HEALTH chiefs in Gibraltar are partnering with the local Morrisons supermarket and the NHS to put cancer awareness messages on underwear labels.
The innovative way of drawing attention to the need for regular screening to prevent the growth and spread of breast and testicular cancer was made possible thanks to the help of the NHS.
Labels on branded boxer shorts and bras will advise people who spot potential symptoms of breast or testicular cancer to report them to their doctors.
They include a QR code that links customers to more detailed information on the NHS website.

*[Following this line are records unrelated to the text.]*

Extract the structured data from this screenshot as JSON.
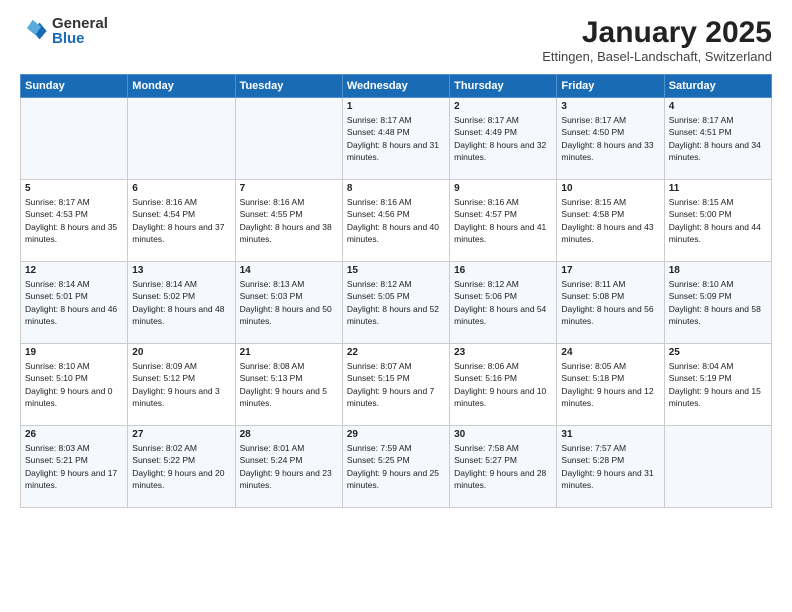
{
  "logo": {
    "general": "General",
    "blue": "Blue"
  },
  "title": "January 2025",
  "subtitle": "Ettingen, Basel-Landschaft, Switzerland",
  "weekdays": [
    "Sunday",
    "Monday",
    "Tuesday",
    "Wednesday",
    "Thursday",
    "Friday",
    "Saturday"
  ],
  "weeks": [
    [
      {
        "day": "",
        "info": ""
      },
      {
        "day": "",
        "info": ""
      },
      {
        "day": "",
        "info": ""
      },
      {
        "day": "1",
        "info": "Sunrise: 8:17 AM\nSunset: 4:48 PM\nDaylight: 8 hours and 31 minutes."
      },
      {
        "day": "2",
        "info": "Sunrise: 8:17 AM\nSunset: 4:49 PM\nDaylight: 8 hours and 32 minutes."
      },
      {
        "day": "3",
        "info": "Sunrise: 8:17 AM\nSunset: 4:50 PM\nDaylight: 8 hours and 33 minutes."
      },
      {
        "day": "4",
        "info": "Sunrise: 8:17 AM\nSunset: 4:51 PM\nDaylight: 8 hours and 34 minutes."
      }
    ],
    [
      {
        "day": "5",
        "info": "Sunrise: 8:17 AM\nSunset: 4:53 PM\nDaylight: 8 hours and 35 minutes."
      },
      {
        "day": "6",
        "info": "Sunrise: 8:16 AM\nSunset: 4:54 PM\nDaylight: 8 hours and 37 minutes."
      },
      {
        "day": "7",
        "info": "Sunrise: 8:16 AM\nSunset: 4:55 PM\nDaylight: 8 hours and 38 minutes."
      },
      {
        "day": "8",
        "info": "Sunrise: 8:16 AM\nSunset: 4:56 PM\nDaylight: 8 hours and 40 minutes."
      },
      {
        "day": "9",
        "info": "Sunrise: 8:16 AM\nSunset: 4:57 PM\nDaylight: 8 hours and 41 minutes."
      },
      {
        "day": "10",
        "info": "Sunrise: 8:15 AM\nSunset: 4:58 PM\nDaylight: 8 hours and 43 minutes."
      },
      {
        "day": "11",
        "info": "Sunrise: 8:15 AM\nSunset: 5:00 PM\nDaylight: 8 hours and 44 minutes."
      }
    ],
    [
      {
        "day": "12",
        "info": "Sunrise: 8:14 AM\nSunset: 5:01 PM\nDaylight: 8 hours and 46 minutes."
      },
      {
        "day": "13",
        "info": "Sunrise: 8:14 AM\nSunset: 5:02 PM\nDaylight: 8 hours and 48 minutes."
      },
      {
        "day": "14",
        "info": "Sunrise: 8:13 AM\nSunset: 5:03 PM\nDaylight: 8 hours and 50 minutes."
      },
      {
        "day": "15",
        "info": "Sunrise: 8:12 AM\nSunset: 5:05 PM\nDaylight: 8 hours and 52 minutes."
      },
      {
        "day": "16",
        "info": "Sunrise: 8:12 AM\nSunset: 5:06 PM\nDaylight: 8 hours and 54 minutes."
      },
      {
        "day": "17",
        "info": "Sunrise: 8:11 AM\nSunset: 5:08 PM\nDaylight: 8 hours and 56 minutes."
      },
      {
        "day": "18",
        "info": "Sunrise: 8:10 AM\nSunset: 5:09 PM\nDaylight: 8 hours and 58 minutes."
      }
    ],
    [
      {
        "day": "19",
        "info": "Sunrise: 8:10 AM\nSunset: 5:10 PM\nDaylight: 9 hours and 0 minutes."
      },
      {
        "day": "20",
        "info": "Sunrise: 8:09 AM\nSunset: 5:12 PM\nDaylight: 9 hours and 3 minutes."
      },
      {
        "day": "21",
        "info": "Sunrise: 8:08 AM\nSunset: 5:13 PM\nDaylight: 9 hours and 5 minutes."
      },
      {
        "day": "22",
        "info": "Sunrise: 8:07 AM\nSunset: 5:15 PM\nDaylight: 9 hours and 7 minutes."
      },
      {
        "day": "23",
        "info": "Sunrise: 8:06 AM\nSunset: 5:16 PM\nDaylight: 9 hours and 10 minutes."
      },
      {
        "day": "24",
        "info": "Sunrise: 8:05 AM\nSunset: 5:18 PM\nDaylight: 9 hours and 12 minutes."
      },
      {
        "day": "25",
        "info": "Sunrise: 8:04 AM\nSunset: 5:19 PM\nDaylight: 9 hours and 15 minutes."
      }
    ],
    [
      {
        "day": "26",
        "info": "Sunrise: 8:03 AM\nSunset: 5:21 PM\nDaylight: 9 hours and 17 minutes."
      },
      {
        "day": "27",
        "info": "Sunrise: 8:02 AM\nSunset: 5:22 PM\nDaylight: 9 hours and 20 minutes."
      },
      {
        "day": "28",
        "info": "Sunrise: 8:01 AM\nSunset: 5:24 PM\nDaylight: 9 hours and 23 minutes."
      },
      {
        "day": "29",
        "info": "Sunrise: 7:59 AM\nSunset: 5:25 PM\nDaylight: 9 hours and 25 minutes."
      },
      {
        "day": "30",
        "info": "Sunrise: 7:58 AM\nSunset: 5:27 PM\nDaylight: 9 hours and 28 minutes."
      },
      {
        "day": "31",
        "info": "Sunrise: 7:57 AM\nSunset: 5:28 PM\nDaylight: 9 hours and 31 minutes."
      },
      {
        "day": "",
        "info": ""
      }
    ]
  ]
}
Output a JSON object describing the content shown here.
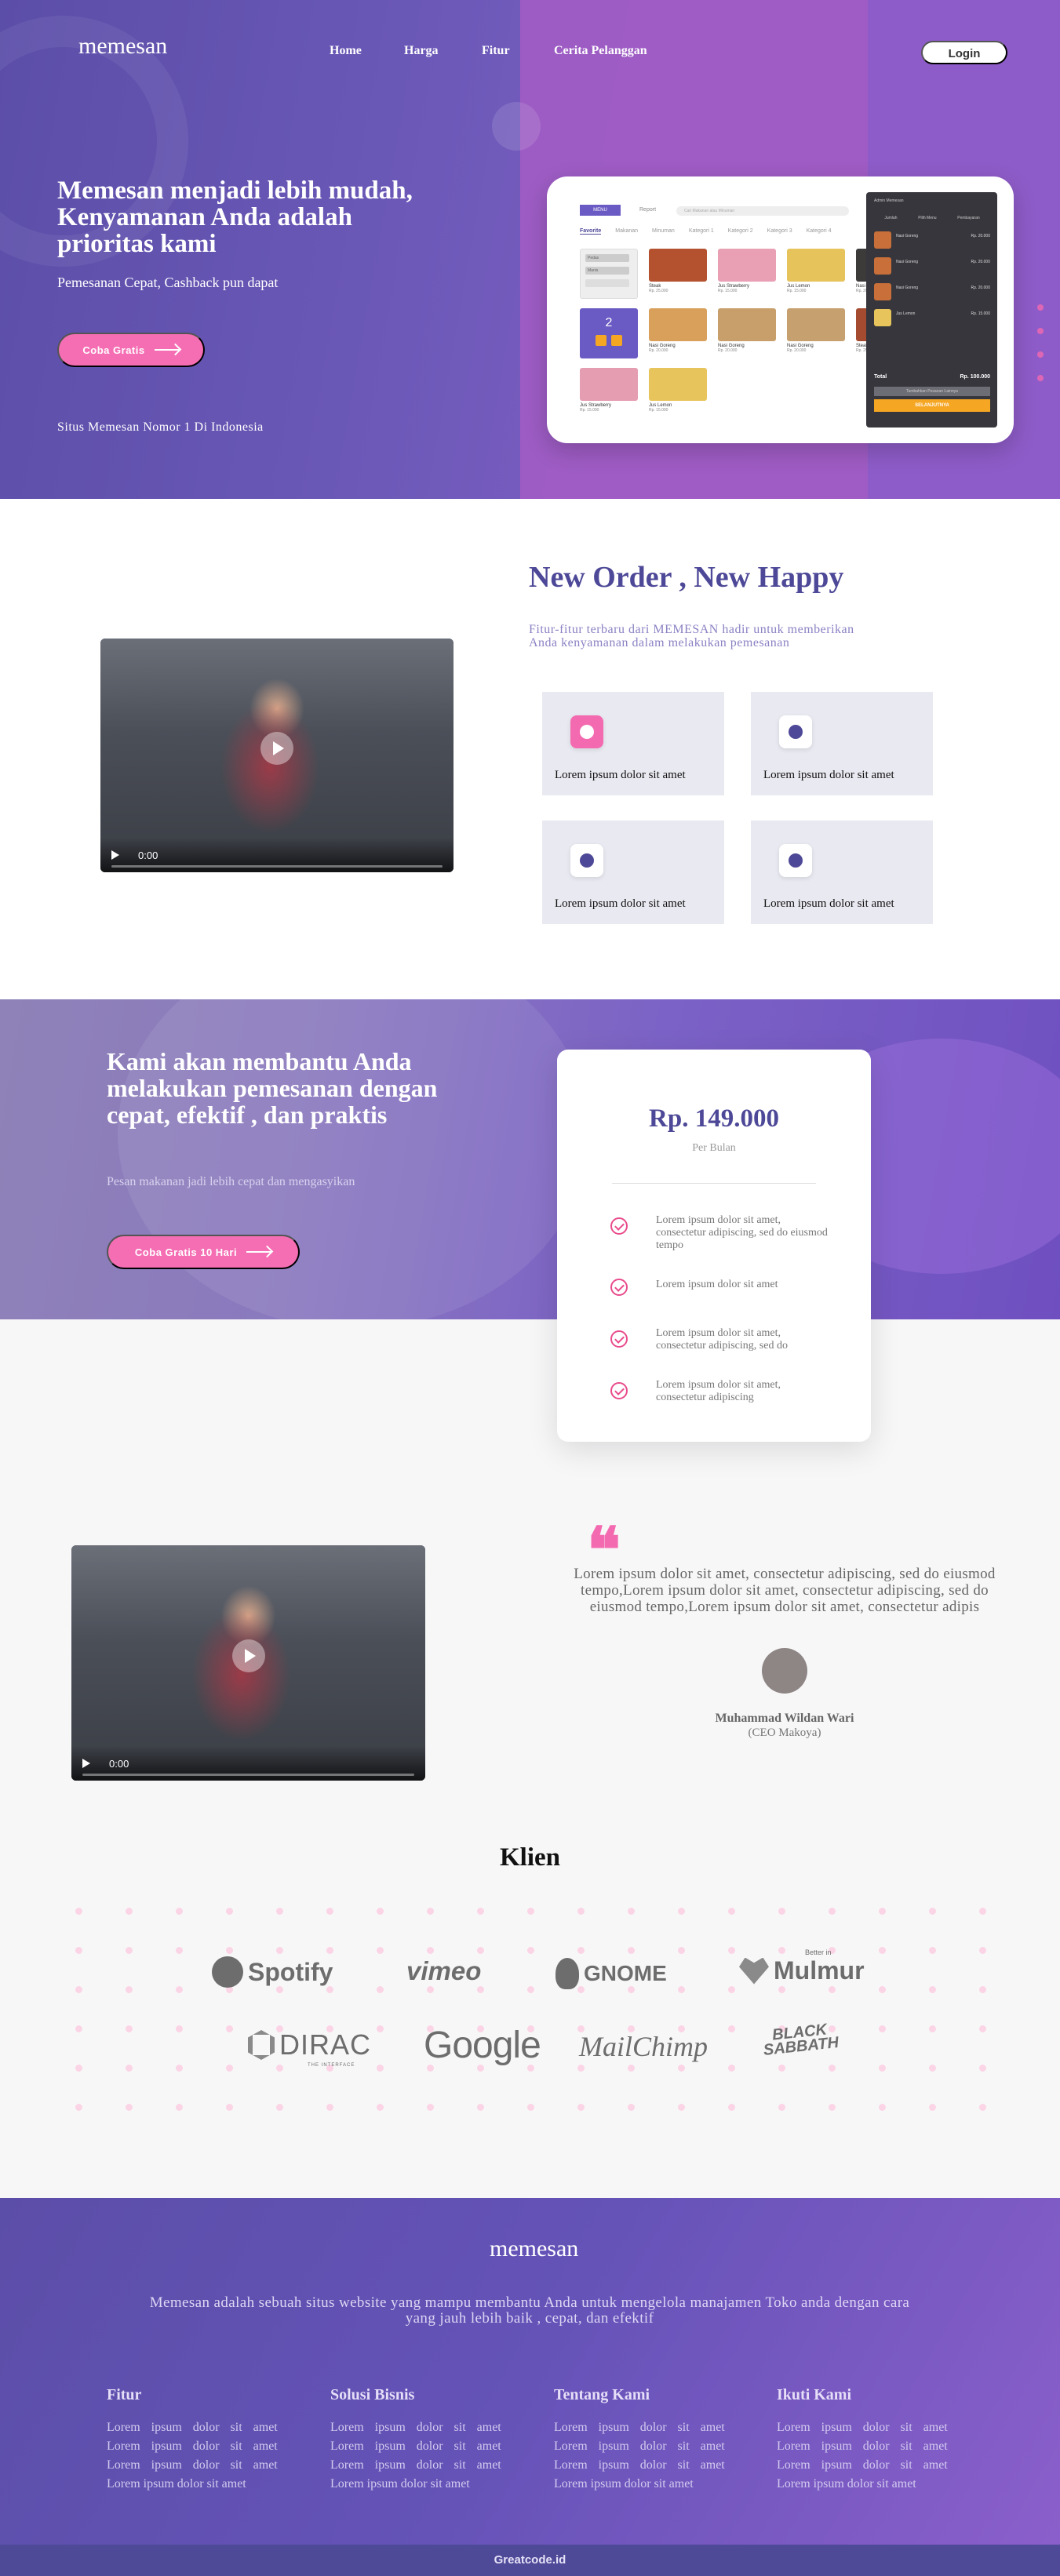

Gibraltar Health Authority staff are waiting to hear from anyone that thinks they could have either of these two cancers as early diagnosis leads to the best chances of cures.
“Symptoms of breast cancer can include a lump or change in the look, shape or feel of one or both breasts,” the GHA said in a statement.
“Symptoms of testicular cancer can include painless swelling or a lump in one of the testicles or any change in shape or texture of the testicles.”
UK figures show 91% of women survive breast cancer for at least five years if it is discovered in stage one.
Only 39% of them survive a diagnosis at level four, the statistics show.
The GHA added that ‘nearly all men survive testicular cancer’, but problems can occur if the cancer spreads to other parts of the body.
“Diagnosis is the key that unlocks the door to cancer survival,” Director of Public Health Helen Carter said.
“It is the crucial first step that empowers individuals with knowledge, enables timely intervention, and paves the way for effective treatment.
“Please look out for lumps or bumps or anything else that is unusual for you. A timely detection and accurate diagnosis not only saves lives but also offers hope, strength, and the opportunity for a better future.
“Get checked out early, it could save your life.”
And Caretaker Minister for Health John Cortes said he was ‘pleased’ to bring this initiative to the Rock.
“Cancer is a disease that has affected every family in Gibraltar in one way or another,” he said.
“This is a great way to raise awareness so we can identify symptoms early enough to ensure we live longer and better lives.”